┌─ Dataset extract

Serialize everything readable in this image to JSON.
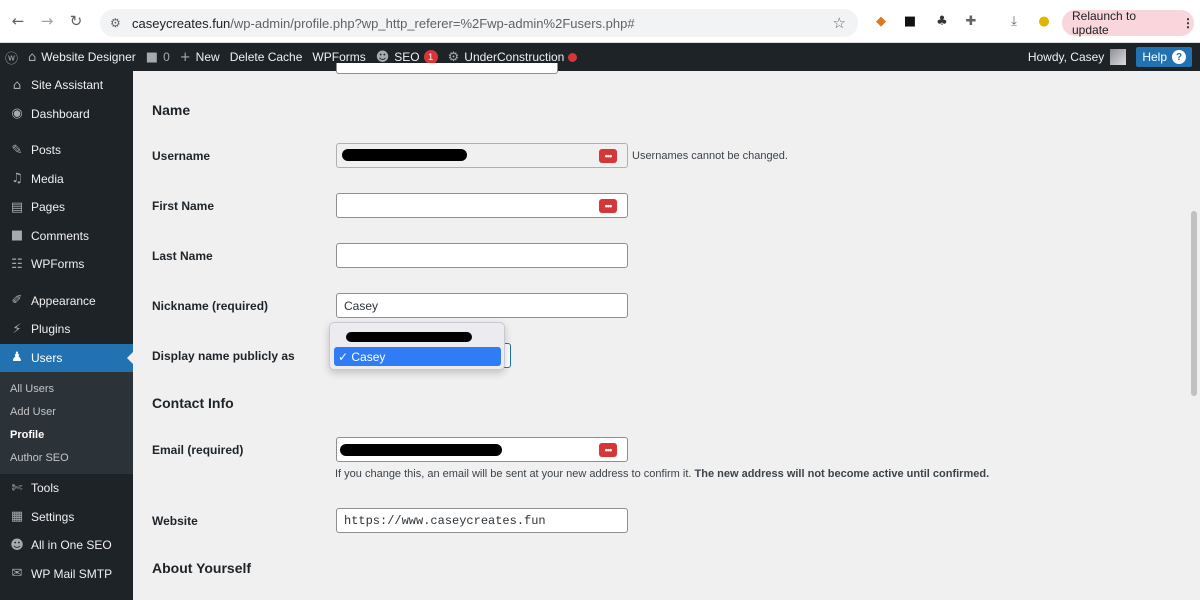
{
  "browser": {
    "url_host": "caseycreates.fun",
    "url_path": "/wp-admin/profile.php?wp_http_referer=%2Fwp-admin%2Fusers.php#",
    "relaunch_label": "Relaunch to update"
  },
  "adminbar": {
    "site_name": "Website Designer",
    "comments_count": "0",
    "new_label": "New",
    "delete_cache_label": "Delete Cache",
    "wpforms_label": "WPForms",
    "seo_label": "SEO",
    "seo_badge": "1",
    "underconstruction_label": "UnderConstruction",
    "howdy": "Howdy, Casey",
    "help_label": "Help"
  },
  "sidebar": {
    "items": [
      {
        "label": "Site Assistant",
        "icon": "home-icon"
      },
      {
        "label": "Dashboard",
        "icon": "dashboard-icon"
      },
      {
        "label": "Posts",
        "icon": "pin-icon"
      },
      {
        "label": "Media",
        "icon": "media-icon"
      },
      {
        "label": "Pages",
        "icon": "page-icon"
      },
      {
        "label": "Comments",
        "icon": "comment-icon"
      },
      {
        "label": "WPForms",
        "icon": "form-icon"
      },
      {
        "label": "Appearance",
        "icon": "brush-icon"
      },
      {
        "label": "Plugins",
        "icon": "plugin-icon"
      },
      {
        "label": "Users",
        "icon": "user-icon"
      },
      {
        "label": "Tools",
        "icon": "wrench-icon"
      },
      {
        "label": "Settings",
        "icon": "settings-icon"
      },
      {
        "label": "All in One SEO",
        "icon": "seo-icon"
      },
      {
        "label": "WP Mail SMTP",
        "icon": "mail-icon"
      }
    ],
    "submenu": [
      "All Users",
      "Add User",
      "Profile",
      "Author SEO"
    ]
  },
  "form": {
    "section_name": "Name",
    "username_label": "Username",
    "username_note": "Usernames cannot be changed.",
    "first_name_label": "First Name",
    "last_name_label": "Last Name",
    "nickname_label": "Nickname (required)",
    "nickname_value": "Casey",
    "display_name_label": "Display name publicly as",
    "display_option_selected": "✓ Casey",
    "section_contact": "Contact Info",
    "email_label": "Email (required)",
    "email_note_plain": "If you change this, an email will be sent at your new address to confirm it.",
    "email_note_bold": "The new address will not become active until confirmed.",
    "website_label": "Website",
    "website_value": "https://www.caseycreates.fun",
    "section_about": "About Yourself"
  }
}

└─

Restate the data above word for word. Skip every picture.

The answer.
Serialize everything readable in this image to JSON.
{
  "browser": {
    "url_host": "caseycreates.fun",
    "url_path": "/wp-admin/profile.php?wp_http_referer=%2Fwp-admin%2Fusers.php#",
    "relaunch_label": "Relaunch to update"
  },
  "adminbar": {
    "site_name": "Website Designer",
    "comments_count": "0",
    "new_label": "New",
    "delete_cache_label": "Delete Cache",
    "wpforms_label": "WPForms",
    "seo_label": "SEO",
    "seo_badge": "1",
    "underconstruction_label": "UnderConstruction",
    "howdy": "Howdy, Casey",
    "help_label": "Help"
  },
  "sidebar": {
    "items": [
      {
        "label": "Site Assistant",
        "icon": "home-icon"
      },
      {
        "label": "Dashboard",
        "icon": "dashboard-icon"
      },
      {
        "label": "Posts",
        "icon": "pin-icon"
      },
      {
        "label": "Media",
        "icon": "media-icon"
      },
      {
        "label": "Pages",
        "icon": "page-icon"
      },
      {
        "label": "Comments",
        "icon": "comment-icon"
      },
      {
        "label": "WPForms",
        "icon": "form-icon"
      },
      {
        "label": "Appearance",
        "icon": "brush-icon"
      },
      {
        "label": "Plugins",
        "icon": "plugin-icon"
      },
      {
        "label": "Users",
        "icon": "user-icon"
      },
      {
        "label": "Tools",
        "icon": "wrench-icon"
      },
      {
        "label": "Settings",
        "icon": "settings-icon"
      },
      {
        "label": "All in One SEO",
        "icon": "seo-icon"
      },
      {
        "label": "WP Mail SMTP",
        "icon": "mail-icon"
      }
    ],
    "submenu": [
      "All Users",
      "Add User",
      "Profile",
      "Author SEO"
    ]
  },
  "form": {
    "section_name": "Name",
    "username_label": "Username",
    "username_note": "Usernames cannot be changed.",
    "first_name_label": "First Name",
    "last_name_label": "Last Name",
    "nickname_label": "Nickname (required)",
    "nickname_value": "Casey",
    "display_name_label": "Display name publicly as",
    "display_option_selected": "✓ Casey",
    "section_contact": "Contact Info",
    "email_label": "Email (required)",
    "email_note_plain": "If you change this, an email will be sent at your new address to confirm it.",
    "email_note_bold": "The new address will not become active until confirmed.",
    "website_label": "Website",
    "website_value": "https://www.caseycreates.fun",
    "section_about": "About Yourself"
  }
}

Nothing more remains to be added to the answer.